We’re not experts in how a National Geographic “docu-series” is actually produced, which is why we have so many questions about the process. For instance…
On the evening of Tuesday, January 29, 2013, in Homer, Alaska, National Geographic field producer Natalia Livingston led the casting call for an upcoming “docu-series” about the Old Believers of Nikolaevsk. Ms. Livingston, who won an Emmy Award in 2005 for her portrayal of Emily Quartermaine in the daytime drama General Hospital, has been in and around Homer many times in recent months, and has been working closely with the community to build their confidence in the National Geographic team — and to encourage Old Believers to participate in the making of the series. Those folks who do agree and are selected will need to sign releases and other legal documents which will enable them to appear on the show.

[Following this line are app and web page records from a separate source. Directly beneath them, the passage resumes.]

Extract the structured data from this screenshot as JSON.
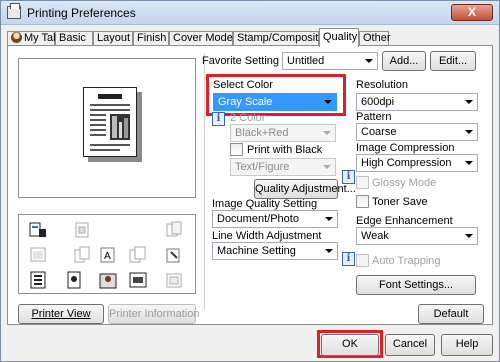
{
  "window": {
    "title": "Printing Preferences",
    "close_label": "X"
  },
  "tabs": [
    {
      "label": "My Tab"
    },
    {
      "label": "Basic"
    },
    {
      "label": "Layout"
    },
    {
      "label": "Finish"
    },
    {
      "label": "Cover Mode"
    },
    {
      "label": "Stamp/Composition"
    },
    {
      "label": "Quality",
      "active": true
    },
    {
      "label": "Other"
    }
  ],
  "favorite": {
    "label": "Favorite Setting",
    "value": "Untitled",
    "add_label": "Add...",
    "edit_label": "Edit..."
  },
  "left": {
    "printer_view_label": "Printer View",
    "printer_info_label": "Printer Information"
  },
  "select_color": {
    "label": "Select Color",
    "value": "Gray Scale"
  },
  "two_color": {
    "label": "2 Color",
    "value": "Black+Red"
  },
  "print_with_black": {
    "label": "Print with Black",
    "value": "Text/Figure"
  },
  "quality_adjustment_label": "Quality Adjustment...",
  "image_quality": {
    "label": "Image Quality Setting",
    "value": "Document/Photo"
  },
  "line_width": {
    "label": "Line Width Adjustment",
    "value": "Machine Setting"
  },
  "resolution": {
    "label": "Resolution",
    "value": "600dpi"
  },
  "pattern": {
    "label": "Pattern",
    "value": "Coarse"
  },
  "image_compression": {
    "label": "Image Compression",
    "value": "High Compression"
  },
  "glossy_mode_label": "Glossy Mode",
  "toner_save_label": "Toner Save",
  "edge_enhancement": {
    "label": "Edge Enhancement",
    "value": "Weak"
  },
  "auto_trapping_label": "Auto Trapping",
  "font_settings_label": "Font Settings...",
  "default_label": "Default",
  "footer": {
    "ok_label": "OK",
    "cancel_label": "Cancel",
    "help_label": "Help"
  },
  "colors": {
    "highlight": "#3399ff",
    "annotation_red": "#e11d2a",
    "info_blue": "#2d5cb3"
  }
}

Weeks later, when the cameras finally start running, Jarrett Lambo — who is the showrunner — will finally arrive and take control of the entire production. It’s Mr. Lambo’s series, and he will be calling all the shots. (His TV production credits include Moonshiners for Discovery, Paranormal Challenge for the Travel Channel , and Jersey Shore for MTV.)
Which makes us wonder: Why does the field producer do all the advance work and the confidence building, recruit the talent, and then persuade the participants to sign all the legal agreements…
… but the show runner doesn’t show his face in Homer until everyone is legally committed to the project?
To our untrained eye, this seems odd. After all, for a sensitive production like this one, shouldn’t the showrunner be on the scene months in advance, meeting the locals and assuring them that the production is in trustworthy hands? Shouldn’t the Old Believers know exactly who will be behind the camera?
Do you, dear reader, understand this process? Is this standard operating procedure in the world of the television “docu-series”? Because we’re totally stumped.